• _What you will do_: Please repeat the whole listing exactly, but leave the pictures out.

==== Exercise data ====

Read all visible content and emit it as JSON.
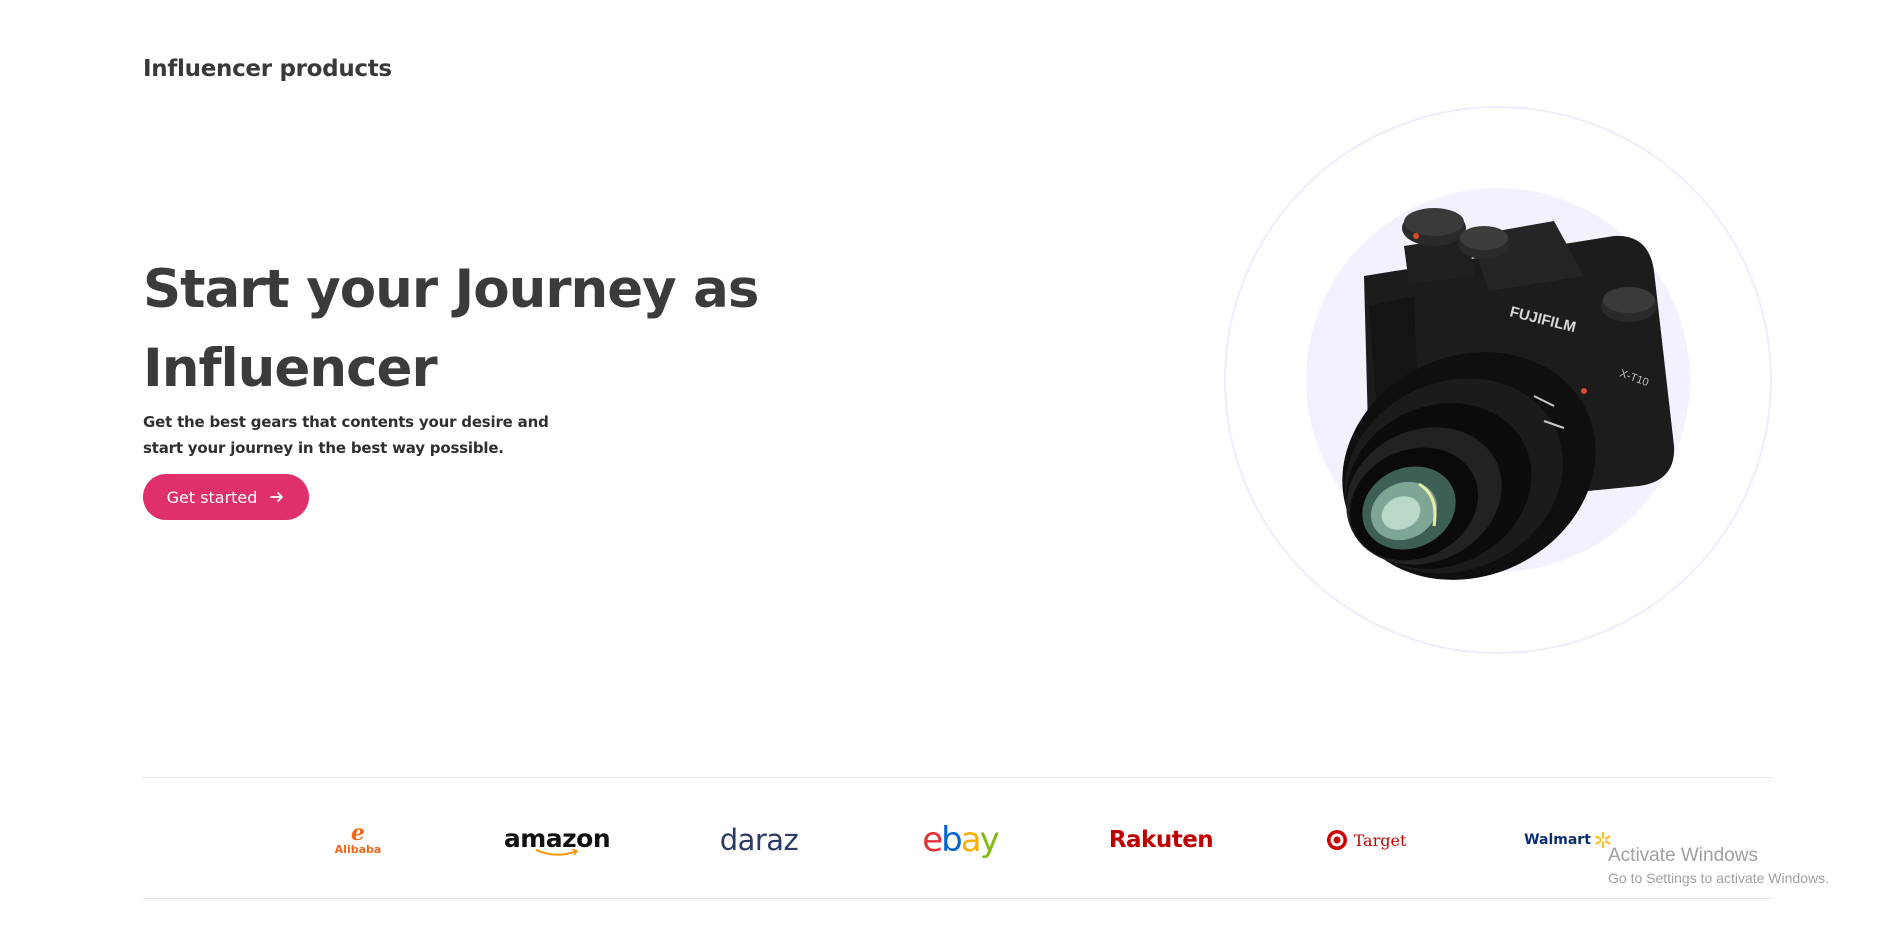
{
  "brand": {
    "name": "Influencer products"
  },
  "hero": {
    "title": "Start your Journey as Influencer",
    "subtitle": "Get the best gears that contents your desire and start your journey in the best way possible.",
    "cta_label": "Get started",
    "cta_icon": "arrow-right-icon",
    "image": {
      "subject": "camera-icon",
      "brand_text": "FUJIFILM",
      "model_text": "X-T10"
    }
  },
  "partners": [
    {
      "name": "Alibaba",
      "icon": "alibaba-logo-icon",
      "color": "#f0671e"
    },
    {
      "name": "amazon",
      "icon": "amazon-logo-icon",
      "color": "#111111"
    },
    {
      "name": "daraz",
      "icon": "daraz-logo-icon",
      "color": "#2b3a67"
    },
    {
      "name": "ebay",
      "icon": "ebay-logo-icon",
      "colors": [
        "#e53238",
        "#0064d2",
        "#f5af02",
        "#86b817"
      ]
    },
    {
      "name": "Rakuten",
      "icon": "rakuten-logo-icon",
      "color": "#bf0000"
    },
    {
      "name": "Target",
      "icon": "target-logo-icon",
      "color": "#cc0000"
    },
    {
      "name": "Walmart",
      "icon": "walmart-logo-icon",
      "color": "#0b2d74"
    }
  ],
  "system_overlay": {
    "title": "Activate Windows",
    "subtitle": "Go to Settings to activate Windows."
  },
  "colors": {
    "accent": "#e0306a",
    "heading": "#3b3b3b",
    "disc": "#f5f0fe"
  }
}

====

• _Response area_:
Read all visible content and emit it as JSON.
{
  "brand": {
    "name": "Influencer products"
  },
  "hero": {
    "title": "Start your Journey as Influencer",
    "subtitle": "Get the best gears that contents your desire and start your journey in the best way possible.",
    "cta_label": "Get started",
    "cta_icon": "arrow-right-icon",
    "image": {
      "subject": "camera-icon",
      "brand_text": "FUJIFILM",
      "model_text": "X-T10"
    }
  },
  "partners": [
    {
      "name": "Alibaba",
      "icon": "alibaba-logo-icon",
      "color": "#f0671e"
    },
    {
      "name": "amazon",
      "icon": "amazon-logo-icon",
      "color": "#111111"
    },
    {
      "name": "daraz",
      "icon": "daraz-logo-icon",
      "color": "#2b3a67"
    },
    {
      "name": "ebay",
      "icon": "ebay-logo-icon",
      "colors": [
        "#e53238",
        "#0064d2",
        "#f5af02",
        "#86b817"
      ]
    },
    {
      "name": "Rakuten",
      "icon": "rakuten-logo-icon",
      "color": "#bf0000"
    },
    {
      "name": "Target",
      "icon": "target-logo-icon",
      "color": "#cc0000"
    },
    {
      "name": "Walmart",
      "icon": "walmart-logo-icon",
      "color": "#0b2d74"
    }
  ],
  "system_overlay": {
    "title": "Activate Windows",
    "subtitle": "Go to Settings to activate Windows."
  },
  "colors": {
    "accent": "#e0306a",
    "heading": "#3b3b3b",
    "disc": "#f5f0fe"
  }
}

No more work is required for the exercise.